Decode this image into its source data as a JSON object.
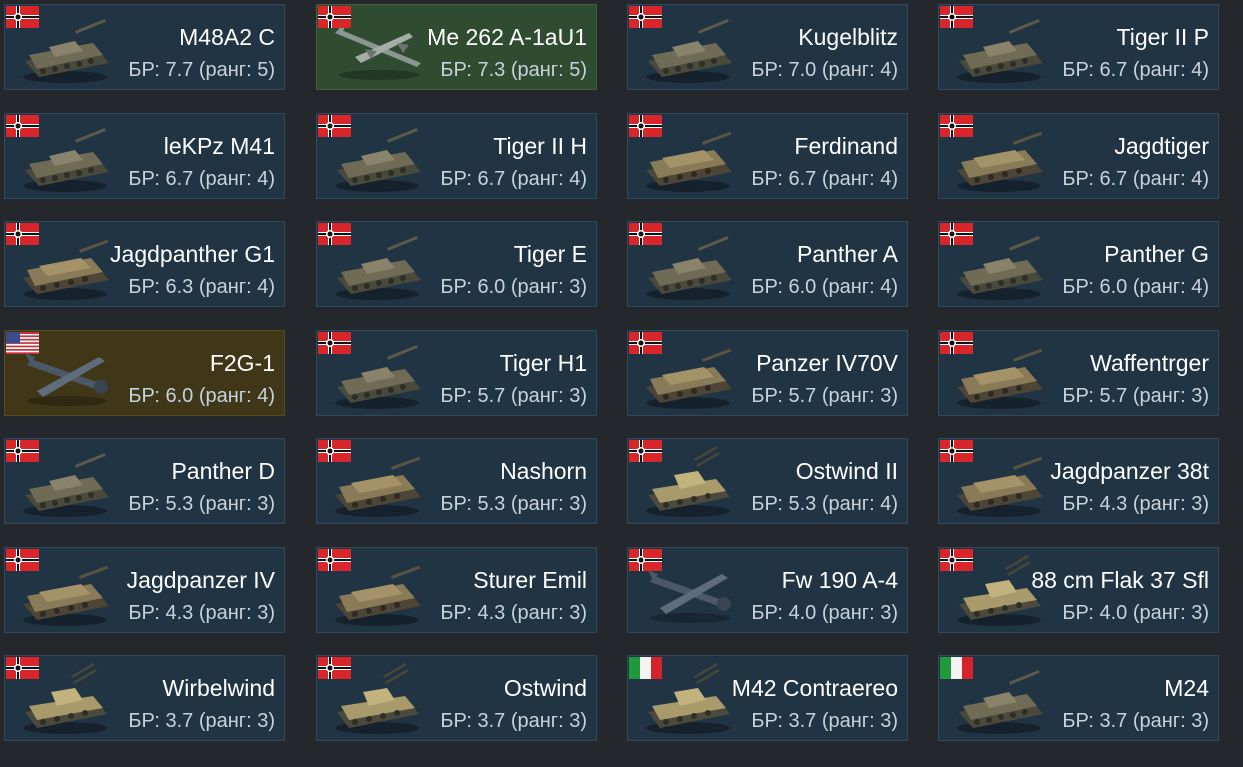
{
  "vehicles": [
    {
      "name": "M48A2 C",
      "br": "БР: 7.7 (ранг: 5)",
      "flag": "germany",
      "icon": "tank-icon",
      "bg": "ground"
    },
    {
      "name": "Me 262 A-1aU1",
      "br": "БР: 7.3 (ранг: 5)",
      "flag": "germany",
      "icon": "jet-plane-icon",
      "bg": "air"
    },
    {
      "name": "Kugelblitz",
      "br": "БР: 7.0 (ранг: 4)",
      "flag": "germany",
      "icon": "tank-icon",
      "bg": "ground"
    },
    {
      "name": "Tiger II P",
      "br": "БР: 6.7 (ранг: 4)",
      "flag": "germany",
      "icon": "tank-icon",
      "bg": "ground"
    },
    {
      "name": "leKPz M41",
      "br": "БР: 6.7 (ранг: 4)",
      "flag": "germany",
      "icon": "tank-icon",
      "bg": "ground"
    },
    {
      "name": "Tiger II H",
      "br": "БР: 6.7 (ранг: 4)",
      "flag": "germany",
      "icon": "tank-icon",
      "bg": "ground"
    },
    {
      "name": "Ferdinand",
      "br": "БР: 6.7 (ранг: 4)",
      "flag": "germany",
      "icon": "tank-destroyer-icon",
      "bg": "ground"
    },
    {
      "name": "Jagdtiger",
      "br": "БР: 6.7 (ранг: 4)",
      "flag": "germany",
      "icon": "tank-destroyer-icon",
      "bg": "ground"
    },
    {
      "name": "Jagdpanther G1",
      "br": "БР: 6.3 (ранг: 4)",
      "flag": "germany",
      "icon": "tank-destroyer-icon",
      "bg": "ground"
    },
    {
      "name": "Tiger E",
      "br": "БР: 6.0 (ранг: 3)",
      "flag": "germany",
      "icon": "tank-icon",
      "bg": "ground"
    },
    {
      "name": "Panther A",
      "br": "БР: 6.0 (ранг: 4)",
      "flag": "germany",
      "icon": "tank-icon",
      "bg": "ground"
    },
    {
      "name": "Panther G",
      "br": "БР: 6.0 (ранг: 4)",
      "flag": "germany",
      "icon": "tank-icon",
      "bg": "ground"
    },
    {
      "name": "F2G-1",
      "br": "БР: 6.0 (ранг: 4)",
      "flag": "usa",
      "icon": "prop-plane-icon",
      "bg": "premium"
    },
    {
      "name": "Tiger H1",
      "br": "БР: 5.7 (ранг: 3)",
      "flag": "germany",
      "icon": "tank-icon",
      "bg": "ground"
    },
    {
      "name": "Panzer IV70V",
      "br": "БР: 5.7 (ранг: 3)",
      "flag": "germany",
      "icon": "tank-destroyer-icon",
      "bg": "ground"
    },
    {
      "name": "Waffentrger",
      "br": "БР: 5.7 (ранг: 3)",
      "flag": "germany",
      "icon": "tank-destroyer-icon",
      "bg": "ground"
    },
    {
      "name": "Panther D",
      "br": "БР: 5.3 (ранг: 3)",
      "flag": "germany",
      "icon": "tank-icon",
      "bg": "ground"
    },
    {
      "name": "Nashorn",
      "br": "БР: 5.3 (ранг: 3)",
      "flag": "germany",
      "icon": "tank-destroyer-icon",
      "bg": "ground"
    },
    {
      "name": "Ostwind II",
      "br": "БР: 5.3 (ранг: 4)",
      "flag": "germany",
      "icon": "spaa-icon",
      "bg": "ground"
    },
    {
      "name": "Jagdpanzer 38t",
      "br": "БР: 4.3 (ранг: 3)",
      "flag": "germany",
      "icon": "tank-destroyer-icon",
      "bg": "ground"
    },
    {
      "name": "Jagdpanzer IV",
      "br": "БР: 4.3 (ранг: 3)",
      "flag": "germany",
      "icon": "tank-destroyer-icon",
      "bg": "ground"
    },
    {
      "name": "Sturer Emil",
      "br": "БР: 4.3 (ранг: 3)",
      "flag": "germany",
      "icon": "tank-destroyer-icon",
      "bg": "ground"
    },
    {
      "name": "Fw 190 A-4",
      "br": "БР: 4.0 (ранг: 3)",
      "flag": "germany",
      "icon": "prop-plane-icon",
      "bg": "ground"
    },
    {
      "name": "88 cm Flak 37 Sfl",
      "br": "БР: 4.0 (ранг: 3)",
      "flag": "germany",
      "icon": "spaa-icon",
      "bg": "ground"
    },
    {
      "name": "Wirbelwind",
      "br": "БР: 3.7 (ранг: 3)",
      "flag": "germany",
      "icon": "spaa-icon",
      "bg": "ground"
    },
    {
      "name": "Ostwind",
      "br": "БР: 3.7 (ранг: 3)",
      "flag": "germany",
      "icon": "spaa-icon",
      "bg": "ground"
    },
    {
      "name": "M42 Contraereo",
      "br": "БР: 3.7 (ранг: 3)",
      "flag": "italy",
      "icon": "spaa-icon",
      "bg": "ground"
    },
    {
      "name": "M24",
      "br": "БР: 3.7 (ранг: 3)",
      "flag": "italy",
      "icon": "tank-icon",
      "bg": "ground"
    }
  ],
  "colors": {
    "card_ground": "#213444",
    "card_air": "#2f4b30",
    "card_premium": "#3f3718",
    "page_bg": "#24272b"
  }
}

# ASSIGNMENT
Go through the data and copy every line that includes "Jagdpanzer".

# WORKED SOLUTION
      "name": "Jagdpanzer 38t",
      "name": "Jagdpanzer IV",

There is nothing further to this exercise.